Gradually he went mad. “I had a variety of minds about me and all of them unsettled.” He began to see spirits of hideous description moving about on the ceiling of his room. He suffered long depressive spells alternating with manic episodes. On July 8, 1837, he was admitted to Dr Allen’s lunatic asylum in far away Essex. There he thought sometimes he was a prizefighter, sometimes that he had written Shakespeare’s plays and sometimes that he was Horatio Nelson on the high seas. In July, 1841, he escaped and walked the hundred miles back to his home, so hungry on the way that he ate grass. But he had quite lost himself in madness. By the end of 1841 he was re-admitted, this time to the Northampton General Lunatic Asylum. He remained there for the rest of his life in complete obscurity until he died of a stroke in 1864 at the age of seventy.

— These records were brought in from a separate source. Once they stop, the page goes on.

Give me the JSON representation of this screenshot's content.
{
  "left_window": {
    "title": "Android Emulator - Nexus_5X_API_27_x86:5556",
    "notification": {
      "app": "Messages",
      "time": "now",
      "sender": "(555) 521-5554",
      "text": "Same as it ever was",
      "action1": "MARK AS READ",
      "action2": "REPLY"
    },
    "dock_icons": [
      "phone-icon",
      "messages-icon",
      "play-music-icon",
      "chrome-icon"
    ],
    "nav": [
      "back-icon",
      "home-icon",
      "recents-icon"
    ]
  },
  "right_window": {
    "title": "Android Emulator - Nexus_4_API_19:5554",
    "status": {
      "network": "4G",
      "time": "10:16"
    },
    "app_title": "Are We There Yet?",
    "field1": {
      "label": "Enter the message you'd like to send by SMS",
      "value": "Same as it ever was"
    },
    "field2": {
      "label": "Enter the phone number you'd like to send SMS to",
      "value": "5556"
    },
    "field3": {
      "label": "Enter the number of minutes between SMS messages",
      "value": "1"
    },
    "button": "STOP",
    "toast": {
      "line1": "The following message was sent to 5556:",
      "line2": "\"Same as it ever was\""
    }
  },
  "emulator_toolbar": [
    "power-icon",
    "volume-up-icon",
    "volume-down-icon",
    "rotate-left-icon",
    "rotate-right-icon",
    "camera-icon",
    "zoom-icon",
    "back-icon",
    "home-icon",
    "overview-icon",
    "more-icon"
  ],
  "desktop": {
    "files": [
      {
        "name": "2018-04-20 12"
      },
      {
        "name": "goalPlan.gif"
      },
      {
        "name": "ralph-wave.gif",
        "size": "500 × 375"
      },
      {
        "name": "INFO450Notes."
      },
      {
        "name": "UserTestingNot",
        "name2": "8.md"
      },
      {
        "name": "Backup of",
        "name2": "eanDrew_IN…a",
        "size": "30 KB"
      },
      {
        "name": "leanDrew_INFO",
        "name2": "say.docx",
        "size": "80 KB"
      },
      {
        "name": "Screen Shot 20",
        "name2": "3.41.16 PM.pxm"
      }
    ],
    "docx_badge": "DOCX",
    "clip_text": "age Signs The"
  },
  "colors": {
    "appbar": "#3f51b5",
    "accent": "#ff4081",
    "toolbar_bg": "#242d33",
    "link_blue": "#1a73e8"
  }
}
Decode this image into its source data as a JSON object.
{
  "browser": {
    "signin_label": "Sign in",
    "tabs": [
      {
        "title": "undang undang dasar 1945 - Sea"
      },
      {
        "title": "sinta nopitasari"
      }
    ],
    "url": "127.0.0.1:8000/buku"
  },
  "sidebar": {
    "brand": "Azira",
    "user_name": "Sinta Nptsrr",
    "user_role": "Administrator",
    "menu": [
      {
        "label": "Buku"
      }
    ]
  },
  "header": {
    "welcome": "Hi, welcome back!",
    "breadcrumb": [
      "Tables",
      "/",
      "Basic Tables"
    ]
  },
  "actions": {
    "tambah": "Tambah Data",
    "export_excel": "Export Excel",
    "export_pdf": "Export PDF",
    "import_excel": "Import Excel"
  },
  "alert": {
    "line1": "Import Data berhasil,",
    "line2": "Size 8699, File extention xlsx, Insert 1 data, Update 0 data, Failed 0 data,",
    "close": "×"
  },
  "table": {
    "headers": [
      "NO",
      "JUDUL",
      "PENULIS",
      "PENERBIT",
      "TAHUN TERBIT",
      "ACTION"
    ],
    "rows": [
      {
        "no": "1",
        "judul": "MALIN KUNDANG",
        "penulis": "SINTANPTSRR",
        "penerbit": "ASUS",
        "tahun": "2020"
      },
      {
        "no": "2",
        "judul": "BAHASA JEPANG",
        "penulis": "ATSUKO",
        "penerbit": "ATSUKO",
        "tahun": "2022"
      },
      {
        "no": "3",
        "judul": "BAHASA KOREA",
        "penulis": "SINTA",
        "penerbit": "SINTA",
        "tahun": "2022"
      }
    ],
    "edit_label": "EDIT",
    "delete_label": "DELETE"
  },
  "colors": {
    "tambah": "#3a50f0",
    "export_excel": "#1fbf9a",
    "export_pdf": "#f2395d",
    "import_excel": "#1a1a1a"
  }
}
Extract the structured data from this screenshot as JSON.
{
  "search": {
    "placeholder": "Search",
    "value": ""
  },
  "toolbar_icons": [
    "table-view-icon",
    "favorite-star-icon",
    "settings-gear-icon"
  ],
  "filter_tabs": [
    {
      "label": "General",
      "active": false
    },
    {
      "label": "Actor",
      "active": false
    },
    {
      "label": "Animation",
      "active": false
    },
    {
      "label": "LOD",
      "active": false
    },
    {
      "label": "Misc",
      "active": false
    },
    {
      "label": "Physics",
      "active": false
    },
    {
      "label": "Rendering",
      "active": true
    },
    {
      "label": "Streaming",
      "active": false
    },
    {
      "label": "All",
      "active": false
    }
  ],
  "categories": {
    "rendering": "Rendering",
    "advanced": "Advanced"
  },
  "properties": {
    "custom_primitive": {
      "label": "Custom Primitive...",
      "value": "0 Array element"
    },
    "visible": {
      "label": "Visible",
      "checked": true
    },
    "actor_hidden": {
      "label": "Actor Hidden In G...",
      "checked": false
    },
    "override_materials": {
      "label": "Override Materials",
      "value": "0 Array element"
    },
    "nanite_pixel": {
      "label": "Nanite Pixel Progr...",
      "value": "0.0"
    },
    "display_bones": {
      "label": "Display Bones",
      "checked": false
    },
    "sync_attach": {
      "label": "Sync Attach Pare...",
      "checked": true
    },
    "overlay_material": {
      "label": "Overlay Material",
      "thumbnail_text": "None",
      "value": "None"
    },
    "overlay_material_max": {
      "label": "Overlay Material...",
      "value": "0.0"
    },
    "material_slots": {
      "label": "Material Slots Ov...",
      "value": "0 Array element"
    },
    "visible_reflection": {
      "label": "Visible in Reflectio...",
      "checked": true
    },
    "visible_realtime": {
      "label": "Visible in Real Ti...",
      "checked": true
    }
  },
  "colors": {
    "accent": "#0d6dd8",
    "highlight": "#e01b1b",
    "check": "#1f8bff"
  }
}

Nearly a century passed before John Clare’s poems were re-discovered and given their full due. Moreover, manuscripts were found which showed that some of his greatest poems had been written early in his years in the Northampton lunatic asylum. From time to time, before night fell for good, the clouds of madness parted and a marvellous light poured through. One poem written then seems to me, as I have come to read it again and again, the most heart-rending poem ever written.
I am – yet what I am, none cares or knows;
My friends forsake me like a memory lost:
I am the self-consumer of my woes –
They rise and vanish in oblivion’s host
Like shadows in love- frenzied stifled throes –
And yet I am and love – like vapours tossed
Into the nothingness of scorn and noise
Into the living sea of waking dreams
Where there is neither sense of life or joys
But the vast shipwreck of my life’s esteems;
Even the dearest that I love the best
Are strange – nay, rather, stranger than the rest.
I long for scenes where man hath never trod,
A place where woman never smiled or wept,
There to abide with my creator, God,
Sleep as I in childhood sweetly slept,
Untroubling and untroubled where I lie,
The grass below – above, the vaulted sky.